If only the writers of the OML would also recognize that making broad, negative generalities based on a small “sampling” of a particular group is detrimental and completely erroneous. Take Jesse Heath’s article, for example, about the ignorance of pro-war folks. He writes, “In general, the sudden moralizing over human rights [ . . . ] sounds strange, especially when coming from people who normally put little or no effort into educating themselves about human rights and supporting their defense.” Food for thought: Mr. Heath, when we assume we make an ass out of you and me. Who is really to say that a staunch pro-war supporter is not in support of human rights? In fact, that individual may be in support of the war just for that reason . . .

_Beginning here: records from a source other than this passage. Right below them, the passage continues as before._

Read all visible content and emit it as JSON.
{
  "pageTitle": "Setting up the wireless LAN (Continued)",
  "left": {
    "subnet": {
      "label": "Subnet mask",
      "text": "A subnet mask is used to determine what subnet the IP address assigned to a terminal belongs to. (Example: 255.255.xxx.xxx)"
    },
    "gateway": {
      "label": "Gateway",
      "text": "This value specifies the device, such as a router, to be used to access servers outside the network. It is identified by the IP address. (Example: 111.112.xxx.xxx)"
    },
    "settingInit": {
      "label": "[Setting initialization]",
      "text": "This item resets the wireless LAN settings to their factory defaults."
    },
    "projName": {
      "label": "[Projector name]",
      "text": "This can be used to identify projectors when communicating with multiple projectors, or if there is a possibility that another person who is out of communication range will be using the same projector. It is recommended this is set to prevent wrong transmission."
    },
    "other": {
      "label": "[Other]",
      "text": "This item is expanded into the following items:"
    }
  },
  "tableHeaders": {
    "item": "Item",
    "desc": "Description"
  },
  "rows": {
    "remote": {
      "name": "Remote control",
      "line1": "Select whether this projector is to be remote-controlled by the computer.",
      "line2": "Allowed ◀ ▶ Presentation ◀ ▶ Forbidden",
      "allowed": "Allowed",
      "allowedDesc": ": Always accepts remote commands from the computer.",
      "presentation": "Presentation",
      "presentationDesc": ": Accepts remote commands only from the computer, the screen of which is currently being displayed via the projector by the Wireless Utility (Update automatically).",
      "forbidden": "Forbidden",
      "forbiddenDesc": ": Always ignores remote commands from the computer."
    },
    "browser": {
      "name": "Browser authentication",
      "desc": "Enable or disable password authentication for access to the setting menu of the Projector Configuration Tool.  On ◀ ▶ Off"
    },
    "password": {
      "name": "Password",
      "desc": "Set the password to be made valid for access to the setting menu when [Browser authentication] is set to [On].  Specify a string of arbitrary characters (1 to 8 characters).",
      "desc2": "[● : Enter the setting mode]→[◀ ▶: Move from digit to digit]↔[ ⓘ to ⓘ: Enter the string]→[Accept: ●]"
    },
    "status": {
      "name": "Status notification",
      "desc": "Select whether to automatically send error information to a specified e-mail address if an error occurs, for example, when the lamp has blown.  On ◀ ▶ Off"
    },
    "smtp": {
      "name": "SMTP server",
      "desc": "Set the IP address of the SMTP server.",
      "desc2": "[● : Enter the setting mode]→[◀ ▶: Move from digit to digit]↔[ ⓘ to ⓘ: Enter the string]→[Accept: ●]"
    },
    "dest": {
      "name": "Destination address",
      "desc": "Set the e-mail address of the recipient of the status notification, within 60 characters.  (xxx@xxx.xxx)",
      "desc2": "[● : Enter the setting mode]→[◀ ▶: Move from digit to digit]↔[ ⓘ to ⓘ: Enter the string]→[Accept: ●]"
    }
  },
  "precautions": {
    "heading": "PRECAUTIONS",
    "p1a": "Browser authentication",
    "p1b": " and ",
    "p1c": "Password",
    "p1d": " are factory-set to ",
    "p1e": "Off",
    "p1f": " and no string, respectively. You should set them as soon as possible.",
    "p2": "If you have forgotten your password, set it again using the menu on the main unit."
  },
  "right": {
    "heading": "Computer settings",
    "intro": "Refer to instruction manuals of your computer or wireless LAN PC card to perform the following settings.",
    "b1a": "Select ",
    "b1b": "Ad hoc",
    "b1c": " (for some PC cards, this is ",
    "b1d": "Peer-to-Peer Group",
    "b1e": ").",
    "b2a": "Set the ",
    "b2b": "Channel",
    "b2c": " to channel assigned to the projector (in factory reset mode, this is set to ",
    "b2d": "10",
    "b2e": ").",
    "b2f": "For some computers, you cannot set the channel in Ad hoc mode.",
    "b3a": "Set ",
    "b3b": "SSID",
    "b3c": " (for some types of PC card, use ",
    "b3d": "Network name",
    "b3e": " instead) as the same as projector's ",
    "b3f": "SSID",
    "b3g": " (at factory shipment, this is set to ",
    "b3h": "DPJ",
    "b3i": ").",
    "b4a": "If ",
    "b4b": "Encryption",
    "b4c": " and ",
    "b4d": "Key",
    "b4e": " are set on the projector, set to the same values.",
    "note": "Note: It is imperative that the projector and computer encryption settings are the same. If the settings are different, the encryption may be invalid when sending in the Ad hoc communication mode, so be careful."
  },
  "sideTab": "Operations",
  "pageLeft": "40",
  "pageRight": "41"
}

A further example: In the latest edition of the OML, Adam Kader states that Bay Buchanan’s recent speech on campus “typifies the conservative attitudes on campus this past year, which I would go so far as call a ‘backlash’ to the progressive achievements which have been made. I am tired of the ‘diversity of opinions’ which hinders any productive exchange between the left and the right.” Mr. Kader, have you realized that the bulk of the past two issues of the OML have been devoted to the left’s reaction against the conservative views that are slowly but surely eking their way across campus? Furthermore, in your article, you stated that “Buchanan did nothing [to create a dialogue]” on campus. Did you not stop to consider that neither you nor I (nor Ms. MacWilliams-Brooks, for that matter) would be writing on this subject had Ms. Buchanan not been invited to speak at Lawrence? And that’s not even to mention the recent proliferation of dialogue that has indeed been occurring (and I have taken part of) between leftists and conservatives since the speech .

In addition to making false generalizations, there are those leftists (on this campus at least) who are completely unwilling to listen to differing viewpoints. This unwillingness to listen cannot be solely attributed to the radical left–I believe that this attribute is true of almost any extremist group (right or left), whose members allow their passion to get in the way of their ability to consider another’s opinion. (I readily accuse many conservatives of their unwillingness to listen just as I accuse liberals.) If you attended Bay’s lecture, than you should recall that she concluded by emphasizing the need for individuals of differing political viewpoints to come together to discuss their positions so that they either reestablish their stance even more firmly or they mature in their beliefs by considering and accepting the other position.

The College Republicans, for their part, took steps to promote an active dialogue on campus. Thus far, I feel that their tactic has worked. What I am now calling for is the confluence of the left and the right at Lawrence to partake of active, personal dialogues among each other, which respect the “diversity of opinions” that are prevalent on this campus. It is only with this confluence that the large gap between the left and right and their misconceptions and flawed generalizations of each other can be eradicated. Further, I feel that we—conservatives and liberals—have a lot to gain through engaging and listening to each other in discussions about the issues we really care about. Do not challenge me by writing another reactionary article—challenge me by stopping me on campus and talking to me. I assure you that you will find that I cannot be easily categorized by your conception of a conservative and that there is a lot more to my political beliefs than mere criticism of your “liberal achievements.